In Haji Firuz Tepe (Iran) pottery jars were found indicating that wine was produced about 5500BC. It is believed that the name of the Shiraz grape originates from the Persian town of the same name.

In ancient Egypt wine was used for ceremonial life. Although wild grapes were never grown there, a thriving royal winemaking industry had been established in the Nile Delta. The industry was most likely the result of trade between Egypt and Canaan [The region roughly corresponding to present day Israel/ Palestine, southern and coastal Syria and Lebanon].

Winemaking scenes on tomb walls, and the offering lists that accompanied them, included wine that was produced at the deltaic vineyards. By the end of the Old Kingdom (2650-2152 BC) , five wines, all probably produced in the Delta, constitute a canonical set of provisions, or fixed “menu”, for the afterlife. Christianity included wine in its rites where it takes the place of the blood of Jesus in the liturgies of Orthodox, Catholic and Anglican Christians. The advent of wine in Europe was the work of the Greeks who spread the art of grape-growing and winemaking in Ancient Greece and Roman times. The Golden Age of wine making lasted until the fall of the Roman Empire, when Islam forbid the use of alcohol and the Middle East wine industry began to wither on the vine. Centuries would pass before wine making saw a comeback, when the first wineries in the area was led by Baron Edmund de Rotschild.


Nowadays wine regions cover all of Israel.

The coastal regions of Shomron and Samson (Dan) are Israel’s traditional grape growing areas where vines were originally planted.

This area (Upper Galilee, Lower Galilee and Golan Heights) is generally accepted as Israel’s finest wine growing areas because of their cooler climate and higher altitude. The Upper Galilee is a mountainous area of plunging peaks and stony ridges, and the soils are heavy, graveled but well drained. The Golan is a volcanic plateau with basalt, tuff soil. Both have snow in winter.

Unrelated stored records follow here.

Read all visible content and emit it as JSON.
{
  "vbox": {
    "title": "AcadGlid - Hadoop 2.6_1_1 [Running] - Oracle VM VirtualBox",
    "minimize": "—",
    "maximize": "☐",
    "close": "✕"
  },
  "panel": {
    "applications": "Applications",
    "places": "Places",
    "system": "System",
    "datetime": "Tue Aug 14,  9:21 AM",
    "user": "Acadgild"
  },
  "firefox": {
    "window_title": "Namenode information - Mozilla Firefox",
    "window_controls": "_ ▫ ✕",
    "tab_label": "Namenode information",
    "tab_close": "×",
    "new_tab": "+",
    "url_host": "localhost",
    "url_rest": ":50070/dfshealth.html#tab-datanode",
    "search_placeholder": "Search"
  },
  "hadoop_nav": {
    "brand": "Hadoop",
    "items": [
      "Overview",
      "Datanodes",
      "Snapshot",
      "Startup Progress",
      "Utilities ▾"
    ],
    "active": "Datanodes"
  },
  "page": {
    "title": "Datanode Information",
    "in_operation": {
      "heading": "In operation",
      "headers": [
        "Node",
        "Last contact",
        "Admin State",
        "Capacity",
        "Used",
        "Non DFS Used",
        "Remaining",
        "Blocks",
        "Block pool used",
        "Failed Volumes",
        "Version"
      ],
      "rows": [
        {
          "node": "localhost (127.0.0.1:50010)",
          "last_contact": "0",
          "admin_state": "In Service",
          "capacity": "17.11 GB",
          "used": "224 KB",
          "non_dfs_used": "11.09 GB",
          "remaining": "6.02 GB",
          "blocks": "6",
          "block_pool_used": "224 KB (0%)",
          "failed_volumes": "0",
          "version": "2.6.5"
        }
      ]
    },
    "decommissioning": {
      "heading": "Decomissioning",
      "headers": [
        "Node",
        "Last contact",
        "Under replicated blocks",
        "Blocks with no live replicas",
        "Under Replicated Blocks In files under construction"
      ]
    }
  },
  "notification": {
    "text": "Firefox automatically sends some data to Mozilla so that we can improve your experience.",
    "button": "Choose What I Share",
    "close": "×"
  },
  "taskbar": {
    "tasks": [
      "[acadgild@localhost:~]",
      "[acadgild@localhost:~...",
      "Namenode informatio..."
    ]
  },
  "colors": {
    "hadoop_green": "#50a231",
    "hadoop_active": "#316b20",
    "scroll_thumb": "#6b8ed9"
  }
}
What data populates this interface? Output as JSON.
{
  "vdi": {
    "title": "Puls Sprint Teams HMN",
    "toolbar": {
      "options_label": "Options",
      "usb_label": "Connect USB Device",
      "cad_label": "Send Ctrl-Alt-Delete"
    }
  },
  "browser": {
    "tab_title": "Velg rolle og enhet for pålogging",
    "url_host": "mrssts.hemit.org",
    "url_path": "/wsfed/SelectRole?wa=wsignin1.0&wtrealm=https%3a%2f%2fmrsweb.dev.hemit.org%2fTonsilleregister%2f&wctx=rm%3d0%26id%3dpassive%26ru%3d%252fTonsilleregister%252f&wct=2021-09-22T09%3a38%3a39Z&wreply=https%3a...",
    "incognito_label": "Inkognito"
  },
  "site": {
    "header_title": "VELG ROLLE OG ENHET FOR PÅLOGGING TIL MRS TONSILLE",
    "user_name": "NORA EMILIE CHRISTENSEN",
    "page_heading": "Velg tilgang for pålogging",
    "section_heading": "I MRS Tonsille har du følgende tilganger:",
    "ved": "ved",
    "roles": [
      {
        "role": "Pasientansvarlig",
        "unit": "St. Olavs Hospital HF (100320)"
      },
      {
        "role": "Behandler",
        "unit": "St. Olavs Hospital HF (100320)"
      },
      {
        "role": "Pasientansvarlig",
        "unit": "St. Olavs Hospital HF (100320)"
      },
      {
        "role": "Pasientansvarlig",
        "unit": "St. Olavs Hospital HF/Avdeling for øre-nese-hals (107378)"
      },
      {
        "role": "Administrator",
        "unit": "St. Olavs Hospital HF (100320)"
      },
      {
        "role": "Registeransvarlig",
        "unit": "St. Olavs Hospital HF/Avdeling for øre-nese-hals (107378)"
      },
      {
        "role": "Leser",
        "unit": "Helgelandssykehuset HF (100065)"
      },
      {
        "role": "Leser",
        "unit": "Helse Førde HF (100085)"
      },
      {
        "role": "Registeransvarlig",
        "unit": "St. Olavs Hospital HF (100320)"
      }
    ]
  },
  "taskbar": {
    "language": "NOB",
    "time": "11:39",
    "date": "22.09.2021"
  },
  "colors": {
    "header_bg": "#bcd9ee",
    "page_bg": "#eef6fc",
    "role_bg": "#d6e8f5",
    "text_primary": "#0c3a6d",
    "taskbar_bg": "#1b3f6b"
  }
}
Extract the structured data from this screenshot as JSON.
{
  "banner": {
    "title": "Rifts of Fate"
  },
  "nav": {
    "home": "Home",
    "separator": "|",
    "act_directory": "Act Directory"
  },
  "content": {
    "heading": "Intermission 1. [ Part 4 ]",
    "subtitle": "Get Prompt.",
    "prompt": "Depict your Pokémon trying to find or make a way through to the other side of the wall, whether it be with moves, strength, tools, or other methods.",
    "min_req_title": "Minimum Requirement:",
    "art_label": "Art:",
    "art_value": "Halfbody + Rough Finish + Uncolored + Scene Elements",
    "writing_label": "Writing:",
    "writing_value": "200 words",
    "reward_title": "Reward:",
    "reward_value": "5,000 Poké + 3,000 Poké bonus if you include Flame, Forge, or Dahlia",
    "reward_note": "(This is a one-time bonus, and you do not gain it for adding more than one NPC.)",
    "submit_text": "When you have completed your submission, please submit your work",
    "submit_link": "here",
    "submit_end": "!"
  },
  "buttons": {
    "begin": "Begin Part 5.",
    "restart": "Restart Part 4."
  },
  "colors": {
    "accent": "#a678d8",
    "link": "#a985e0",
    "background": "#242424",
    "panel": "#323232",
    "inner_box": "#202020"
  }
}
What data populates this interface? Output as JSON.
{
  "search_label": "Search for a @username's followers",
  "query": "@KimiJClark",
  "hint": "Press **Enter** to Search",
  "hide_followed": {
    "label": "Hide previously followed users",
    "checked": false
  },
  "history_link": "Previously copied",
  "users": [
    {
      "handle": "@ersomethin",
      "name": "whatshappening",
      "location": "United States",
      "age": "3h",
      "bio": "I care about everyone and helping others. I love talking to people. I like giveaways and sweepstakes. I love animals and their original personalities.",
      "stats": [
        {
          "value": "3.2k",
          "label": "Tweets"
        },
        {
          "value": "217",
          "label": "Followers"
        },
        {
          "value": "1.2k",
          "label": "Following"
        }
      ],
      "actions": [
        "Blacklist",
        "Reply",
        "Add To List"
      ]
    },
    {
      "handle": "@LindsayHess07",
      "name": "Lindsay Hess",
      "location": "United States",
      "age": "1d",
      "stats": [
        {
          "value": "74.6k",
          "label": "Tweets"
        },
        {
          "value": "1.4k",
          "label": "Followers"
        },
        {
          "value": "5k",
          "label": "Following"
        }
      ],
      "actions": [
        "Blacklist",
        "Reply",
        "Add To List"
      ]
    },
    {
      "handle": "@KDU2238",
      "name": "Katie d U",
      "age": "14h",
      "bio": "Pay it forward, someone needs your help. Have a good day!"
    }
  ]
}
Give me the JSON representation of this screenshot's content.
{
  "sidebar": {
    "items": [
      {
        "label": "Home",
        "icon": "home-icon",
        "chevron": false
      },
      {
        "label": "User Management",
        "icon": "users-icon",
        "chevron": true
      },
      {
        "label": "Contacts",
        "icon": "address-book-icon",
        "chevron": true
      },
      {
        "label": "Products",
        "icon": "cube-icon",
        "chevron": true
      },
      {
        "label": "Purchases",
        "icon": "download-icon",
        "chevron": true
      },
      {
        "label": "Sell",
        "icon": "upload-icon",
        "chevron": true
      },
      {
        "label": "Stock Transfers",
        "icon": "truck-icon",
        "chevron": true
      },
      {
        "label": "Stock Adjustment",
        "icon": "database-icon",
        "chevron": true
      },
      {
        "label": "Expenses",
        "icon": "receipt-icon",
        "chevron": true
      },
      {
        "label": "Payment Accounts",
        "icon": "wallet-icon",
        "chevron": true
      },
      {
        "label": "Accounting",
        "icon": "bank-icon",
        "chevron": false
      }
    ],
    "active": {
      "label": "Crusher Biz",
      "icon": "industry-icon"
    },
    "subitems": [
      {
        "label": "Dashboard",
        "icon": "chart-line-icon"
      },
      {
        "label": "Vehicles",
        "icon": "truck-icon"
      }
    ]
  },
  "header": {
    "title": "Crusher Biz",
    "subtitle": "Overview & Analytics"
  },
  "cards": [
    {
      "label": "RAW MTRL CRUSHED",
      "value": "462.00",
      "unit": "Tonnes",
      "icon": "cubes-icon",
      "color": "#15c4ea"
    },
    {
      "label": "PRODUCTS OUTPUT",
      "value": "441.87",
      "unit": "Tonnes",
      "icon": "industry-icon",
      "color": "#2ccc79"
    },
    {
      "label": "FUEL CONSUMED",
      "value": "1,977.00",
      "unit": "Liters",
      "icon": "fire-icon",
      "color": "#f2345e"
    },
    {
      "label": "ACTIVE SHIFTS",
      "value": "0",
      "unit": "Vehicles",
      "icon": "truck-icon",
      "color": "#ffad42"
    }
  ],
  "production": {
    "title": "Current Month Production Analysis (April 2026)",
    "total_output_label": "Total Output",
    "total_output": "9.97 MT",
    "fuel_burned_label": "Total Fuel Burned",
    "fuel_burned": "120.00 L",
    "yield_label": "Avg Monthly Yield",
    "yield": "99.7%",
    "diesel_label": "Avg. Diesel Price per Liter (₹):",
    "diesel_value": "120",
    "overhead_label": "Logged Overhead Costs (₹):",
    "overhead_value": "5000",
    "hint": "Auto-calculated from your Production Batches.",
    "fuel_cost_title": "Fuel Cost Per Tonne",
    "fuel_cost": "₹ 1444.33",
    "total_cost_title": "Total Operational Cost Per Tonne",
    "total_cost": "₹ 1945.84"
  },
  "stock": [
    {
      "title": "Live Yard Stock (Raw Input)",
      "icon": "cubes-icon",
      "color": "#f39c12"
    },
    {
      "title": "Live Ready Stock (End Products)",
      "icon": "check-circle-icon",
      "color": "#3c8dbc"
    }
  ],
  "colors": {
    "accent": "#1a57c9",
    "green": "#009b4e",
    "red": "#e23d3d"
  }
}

This is Israel’s largest wine growing region, benefiting from the Carmel Mountain range and breezes off the Mediterranean Sea. The main concentration of vineyards is the valleys surrounding the winery towns of Zichron Ya’acov and Benyamina. Soils are heavy, limy and the climate typically Mediterranean.

The central coastal plain (known as Dan) and the rolling hills of the Judean Lowlands make up this region, which is the second largest in Israel. The soil are limestone, alluvial clay and loam and the area has a coastal Mediterranean climate: hot, humid summers and warm, mild winters.

Judean Hills
An under developed but quality wine region. The central Judean Hills, west of Jerusalem and the southern Judean Hills have proved to be wine growing regions of the highest quality. The region is characterized by warm days and cool nighttime temperature. The soils are thin limy, stony and the higher mountains receive snow in winter.

A popular area for vine growing in ancient times has recently planted with vineyards in the higher regions. These range from the southern Negev Hills, which is dessert, to the semi and north east Negev Hills. Soils are sandy to loamy (loess). The temperatures range from very hot during the day, with cooler evenings and cold nights. The vineyards are often shrouded in mists during the morning hours.